"We know that 33 percent of teen mothers do not finish high school, and girl babies born to teen mothers often become teen mothers themselves." They live in poverty and have serious health and emotional issues more often, she said. One in five babies is born with exposure to drugs or alcohol.
Next, the wellness specialists may tackle obesity. If so, they will help communities create opportunities for physical activity and help schools incorporate more physical activity into the children's day.
Marple reminded the audience that at least one in four West Virginia fifth-graders are obese, as measured by West Virginia University. One in four have high blood pressure and abnormal cholesterol.
One in three young West Virginians is now predicted to develop diabetes. "That is preventable," she said. "We've got to get these young people moving!" she said. "It's starting to happen. I've seen kids doing Zumba first thing in the morning. I've seen teachers who get kids up and moving after 20 minutes of sitting, to keep them focused."

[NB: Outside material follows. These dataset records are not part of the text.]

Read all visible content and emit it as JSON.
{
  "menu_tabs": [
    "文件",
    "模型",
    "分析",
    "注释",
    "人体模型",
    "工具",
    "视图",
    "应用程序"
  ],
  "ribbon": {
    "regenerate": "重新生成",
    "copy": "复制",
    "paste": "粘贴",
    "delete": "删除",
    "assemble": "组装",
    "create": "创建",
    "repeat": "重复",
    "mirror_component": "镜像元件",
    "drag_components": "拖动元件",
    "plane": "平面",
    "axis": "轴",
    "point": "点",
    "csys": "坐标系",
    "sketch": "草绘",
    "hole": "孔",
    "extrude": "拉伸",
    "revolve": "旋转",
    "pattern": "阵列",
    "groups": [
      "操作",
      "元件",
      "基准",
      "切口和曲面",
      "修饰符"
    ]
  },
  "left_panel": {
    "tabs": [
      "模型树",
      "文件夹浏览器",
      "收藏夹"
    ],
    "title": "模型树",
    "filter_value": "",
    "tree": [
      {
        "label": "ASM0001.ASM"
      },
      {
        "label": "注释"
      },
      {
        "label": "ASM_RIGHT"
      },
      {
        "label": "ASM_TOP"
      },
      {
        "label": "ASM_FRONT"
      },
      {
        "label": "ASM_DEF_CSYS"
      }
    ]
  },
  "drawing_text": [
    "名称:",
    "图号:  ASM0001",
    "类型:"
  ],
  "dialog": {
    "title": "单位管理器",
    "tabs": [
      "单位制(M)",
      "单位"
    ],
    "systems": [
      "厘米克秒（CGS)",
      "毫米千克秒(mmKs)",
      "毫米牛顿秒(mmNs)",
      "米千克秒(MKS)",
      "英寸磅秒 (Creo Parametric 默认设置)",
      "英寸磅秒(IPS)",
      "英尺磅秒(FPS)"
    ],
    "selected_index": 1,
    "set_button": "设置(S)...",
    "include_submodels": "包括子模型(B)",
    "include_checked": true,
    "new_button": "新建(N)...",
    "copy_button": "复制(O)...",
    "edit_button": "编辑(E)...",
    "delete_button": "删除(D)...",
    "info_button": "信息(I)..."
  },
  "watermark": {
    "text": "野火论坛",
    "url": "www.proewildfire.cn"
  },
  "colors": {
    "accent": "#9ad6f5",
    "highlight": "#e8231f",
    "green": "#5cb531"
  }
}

Marple praised dozens of West Virginia schools that cooked from scratch this year. "We've got to get rid of the processed foods," she said. "The West Virginia Board of Education has adopted the strongest nutritional guidelines in the nation, but we've got lots more to do."
"We can't fix public education issues without thinking about the whole child," Marple said. "For way too long, we have thought that, if we simply do reading and math all day long and we drill and practice, it will turn out well for everybody," she said. "I don't think it works that way. We cannot tear the kid into individual pieces and only concentrate on what they might not be good at doing."
"Everybody is needed to solve these problems," she said. Adults need to encourage kids, model healthy behaviors and find ways to help kids be active. "If we work together, we can do it," she said.
The KidStrong Conference continues at the Civic Center today with sessions on school health services, physical education and wellness.
Reach Kate Long at katel...@wvgazette.com or 304-348-1798. This story was written with the help of the Dennis A. Hunt Fund for Health Journalism, administered by the California Endowment Health Journalism Fellowships at the USC's Annenberg School for Communication and Journalism.